Curse of the Coral Bride is a gothic novel of tragedy and betrayal with a smattering of horror set against the backdrop of a dying world. These are dark times and Stableford describes his characters in such a way as to keep their motivations slightly masked from view, save for his protagonist Giraiazal whose chief goal is survival, which is not easy to achieve in a world that is no longer enlightened, but threatened with anarchy and despair. But one thing that remains, despite the denizens knowing of their imminent doom, the will to power still binds those with the authority to see through their treacherous intent. This, then, is a tale about the lust for power set against a backdrop of fear and superstition.

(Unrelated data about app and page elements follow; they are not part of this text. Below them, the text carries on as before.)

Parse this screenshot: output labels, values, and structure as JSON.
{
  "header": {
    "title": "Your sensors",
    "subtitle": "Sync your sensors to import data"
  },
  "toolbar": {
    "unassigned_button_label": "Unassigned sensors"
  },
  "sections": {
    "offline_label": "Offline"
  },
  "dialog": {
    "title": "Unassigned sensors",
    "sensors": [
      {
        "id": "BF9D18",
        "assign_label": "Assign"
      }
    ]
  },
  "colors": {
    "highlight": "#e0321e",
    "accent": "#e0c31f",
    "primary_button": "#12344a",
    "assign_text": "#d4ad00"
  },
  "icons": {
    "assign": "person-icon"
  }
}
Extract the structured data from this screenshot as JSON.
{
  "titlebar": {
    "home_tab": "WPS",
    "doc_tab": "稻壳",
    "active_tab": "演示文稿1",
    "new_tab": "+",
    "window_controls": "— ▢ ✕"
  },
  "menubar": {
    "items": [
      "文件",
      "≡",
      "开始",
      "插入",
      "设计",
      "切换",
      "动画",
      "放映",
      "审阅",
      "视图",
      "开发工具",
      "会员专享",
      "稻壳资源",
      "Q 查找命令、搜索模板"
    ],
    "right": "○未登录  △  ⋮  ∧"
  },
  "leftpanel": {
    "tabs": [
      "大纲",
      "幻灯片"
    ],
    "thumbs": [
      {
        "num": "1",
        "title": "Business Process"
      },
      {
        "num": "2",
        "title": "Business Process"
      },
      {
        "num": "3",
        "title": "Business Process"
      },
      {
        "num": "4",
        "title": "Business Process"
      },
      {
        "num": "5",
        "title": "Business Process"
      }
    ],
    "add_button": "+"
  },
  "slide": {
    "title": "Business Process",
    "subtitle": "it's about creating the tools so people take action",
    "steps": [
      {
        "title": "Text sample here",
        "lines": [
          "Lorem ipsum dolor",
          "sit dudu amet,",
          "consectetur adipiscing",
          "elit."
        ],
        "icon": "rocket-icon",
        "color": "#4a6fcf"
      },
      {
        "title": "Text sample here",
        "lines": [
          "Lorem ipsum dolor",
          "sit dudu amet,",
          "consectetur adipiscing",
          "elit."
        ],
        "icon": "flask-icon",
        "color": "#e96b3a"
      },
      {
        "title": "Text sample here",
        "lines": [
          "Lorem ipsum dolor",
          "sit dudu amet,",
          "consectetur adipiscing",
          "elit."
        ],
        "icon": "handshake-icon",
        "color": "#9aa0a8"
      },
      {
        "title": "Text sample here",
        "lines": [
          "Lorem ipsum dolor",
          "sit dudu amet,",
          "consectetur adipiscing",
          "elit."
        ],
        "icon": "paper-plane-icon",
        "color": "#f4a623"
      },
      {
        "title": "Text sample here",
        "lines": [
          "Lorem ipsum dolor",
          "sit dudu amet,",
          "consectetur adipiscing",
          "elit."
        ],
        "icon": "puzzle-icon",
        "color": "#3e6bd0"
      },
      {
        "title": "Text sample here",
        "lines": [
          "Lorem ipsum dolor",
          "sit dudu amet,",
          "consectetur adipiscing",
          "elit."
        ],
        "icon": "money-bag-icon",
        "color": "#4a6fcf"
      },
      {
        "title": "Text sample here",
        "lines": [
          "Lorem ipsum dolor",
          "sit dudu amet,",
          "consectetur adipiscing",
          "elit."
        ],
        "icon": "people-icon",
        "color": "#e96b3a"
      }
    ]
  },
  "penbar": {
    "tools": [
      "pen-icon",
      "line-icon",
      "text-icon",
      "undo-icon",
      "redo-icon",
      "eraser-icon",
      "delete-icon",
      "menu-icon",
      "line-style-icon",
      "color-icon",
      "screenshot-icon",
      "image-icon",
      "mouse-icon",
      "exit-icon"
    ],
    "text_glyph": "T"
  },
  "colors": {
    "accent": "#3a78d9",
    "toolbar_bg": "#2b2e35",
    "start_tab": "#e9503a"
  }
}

The book’s structure is linear, and each chapter preceded with an extract from The Revelations of Suomynona, the Last Prophet, which ranges from the informative to the whimsical, explaining the various divination practices or philosophising about the end of the world. This has the effect of bringing a more rounded vision of the world to the reader without impinging on the central narrative, but can break the flow of the story, in some cases jarringly so. But this is a minor quibble, Curse of the Coral Bride is an exciting and intriguing read, drawing the reader into its strange world through its deliberately archaic use of language and turn of phrase. A gothic fantasy that feels at home aside The Castle of Otranto in tone and brooding, doomed romance.